§ **ABOUT THIS EXERCISE**: Find every line in the entries that holds the string "海賊王之情緒果實" and report it.

§ **DATASET RECORDS**:
Start of Block

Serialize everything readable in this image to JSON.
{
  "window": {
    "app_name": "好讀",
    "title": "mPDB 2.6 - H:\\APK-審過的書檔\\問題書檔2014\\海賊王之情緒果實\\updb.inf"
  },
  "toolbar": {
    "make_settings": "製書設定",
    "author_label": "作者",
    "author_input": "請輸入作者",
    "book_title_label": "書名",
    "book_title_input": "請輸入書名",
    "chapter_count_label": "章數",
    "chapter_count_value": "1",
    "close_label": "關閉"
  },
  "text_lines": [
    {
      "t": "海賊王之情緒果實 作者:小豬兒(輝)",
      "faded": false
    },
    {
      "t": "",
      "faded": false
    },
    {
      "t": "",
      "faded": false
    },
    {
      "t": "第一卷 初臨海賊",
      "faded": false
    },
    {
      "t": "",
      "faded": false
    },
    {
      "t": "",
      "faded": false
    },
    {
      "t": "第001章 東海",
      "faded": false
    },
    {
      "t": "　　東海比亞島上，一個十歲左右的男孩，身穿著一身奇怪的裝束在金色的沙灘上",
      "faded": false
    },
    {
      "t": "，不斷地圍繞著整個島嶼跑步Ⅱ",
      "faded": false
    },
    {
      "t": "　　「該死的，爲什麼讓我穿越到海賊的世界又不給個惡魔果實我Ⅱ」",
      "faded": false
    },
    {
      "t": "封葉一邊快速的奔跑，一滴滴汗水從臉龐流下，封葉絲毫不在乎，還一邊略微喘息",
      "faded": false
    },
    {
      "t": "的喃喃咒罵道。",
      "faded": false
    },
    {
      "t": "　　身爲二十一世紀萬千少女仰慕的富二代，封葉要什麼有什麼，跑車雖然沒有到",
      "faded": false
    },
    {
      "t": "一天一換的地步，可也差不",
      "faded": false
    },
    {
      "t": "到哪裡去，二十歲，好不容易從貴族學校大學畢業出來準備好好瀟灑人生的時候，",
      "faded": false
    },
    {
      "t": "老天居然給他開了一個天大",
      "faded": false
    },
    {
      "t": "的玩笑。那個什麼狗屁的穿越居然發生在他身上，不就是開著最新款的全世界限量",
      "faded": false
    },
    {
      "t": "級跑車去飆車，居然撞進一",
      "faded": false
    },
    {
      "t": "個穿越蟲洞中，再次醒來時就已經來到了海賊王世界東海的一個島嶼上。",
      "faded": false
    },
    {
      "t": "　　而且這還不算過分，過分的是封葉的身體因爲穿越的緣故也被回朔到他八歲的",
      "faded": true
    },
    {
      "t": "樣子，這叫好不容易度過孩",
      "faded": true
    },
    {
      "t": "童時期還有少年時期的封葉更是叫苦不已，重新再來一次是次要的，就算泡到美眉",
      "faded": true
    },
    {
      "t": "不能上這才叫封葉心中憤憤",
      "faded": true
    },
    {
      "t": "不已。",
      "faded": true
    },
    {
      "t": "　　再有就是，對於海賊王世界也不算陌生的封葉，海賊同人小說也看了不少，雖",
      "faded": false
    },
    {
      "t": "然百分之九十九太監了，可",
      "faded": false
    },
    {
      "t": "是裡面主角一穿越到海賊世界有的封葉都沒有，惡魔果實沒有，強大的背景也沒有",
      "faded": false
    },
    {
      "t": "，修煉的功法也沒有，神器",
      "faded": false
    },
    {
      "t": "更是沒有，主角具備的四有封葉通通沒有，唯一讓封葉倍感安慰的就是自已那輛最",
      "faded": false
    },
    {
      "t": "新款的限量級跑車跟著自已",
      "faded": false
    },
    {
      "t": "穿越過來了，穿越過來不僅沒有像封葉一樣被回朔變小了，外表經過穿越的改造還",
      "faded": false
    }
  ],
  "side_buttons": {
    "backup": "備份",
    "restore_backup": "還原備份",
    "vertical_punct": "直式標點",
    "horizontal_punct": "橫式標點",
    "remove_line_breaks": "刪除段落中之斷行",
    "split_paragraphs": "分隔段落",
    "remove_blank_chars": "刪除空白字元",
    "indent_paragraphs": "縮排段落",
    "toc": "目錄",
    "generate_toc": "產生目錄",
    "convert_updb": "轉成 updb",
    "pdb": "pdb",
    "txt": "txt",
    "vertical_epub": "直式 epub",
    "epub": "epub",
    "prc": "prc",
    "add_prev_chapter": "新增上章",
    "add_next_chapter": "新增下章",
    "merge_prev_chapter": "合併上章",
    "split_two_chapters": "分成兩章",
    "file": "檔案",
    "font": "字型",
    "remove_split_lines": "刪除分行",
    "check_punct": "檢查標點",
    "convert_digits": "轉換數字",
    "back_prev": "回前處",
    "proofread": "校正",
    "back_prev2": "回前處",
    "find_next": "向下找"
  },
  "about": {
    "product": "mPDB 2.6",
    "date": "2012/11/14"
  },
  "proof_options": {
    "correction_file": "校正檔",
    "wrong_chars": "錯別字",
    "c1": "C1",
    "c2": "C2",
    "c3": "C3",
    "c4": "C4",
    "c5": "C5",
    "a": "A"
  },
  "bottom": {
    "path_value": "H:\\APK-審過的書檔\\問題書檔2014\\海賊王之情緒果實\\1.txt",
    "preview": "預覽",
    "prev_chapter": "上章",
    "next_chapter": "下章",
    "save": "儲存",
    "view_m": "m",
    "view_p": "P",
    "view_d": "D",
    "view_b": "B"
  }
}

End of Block

§ **WRITTEN SOLUTION**:
    "title": "mPDB 2.6 - H:\\APK-審過的書檔\\問題書檔2014\\海賊王之情緒果實\\updb.inf"
      "t": "海賊王之情緒果實 作者:小豬兒(輝)",
    "path_value": "H:\\APK-審過的書檔\\問題書檔2014\\海賊王之情緒果實\\1.txt",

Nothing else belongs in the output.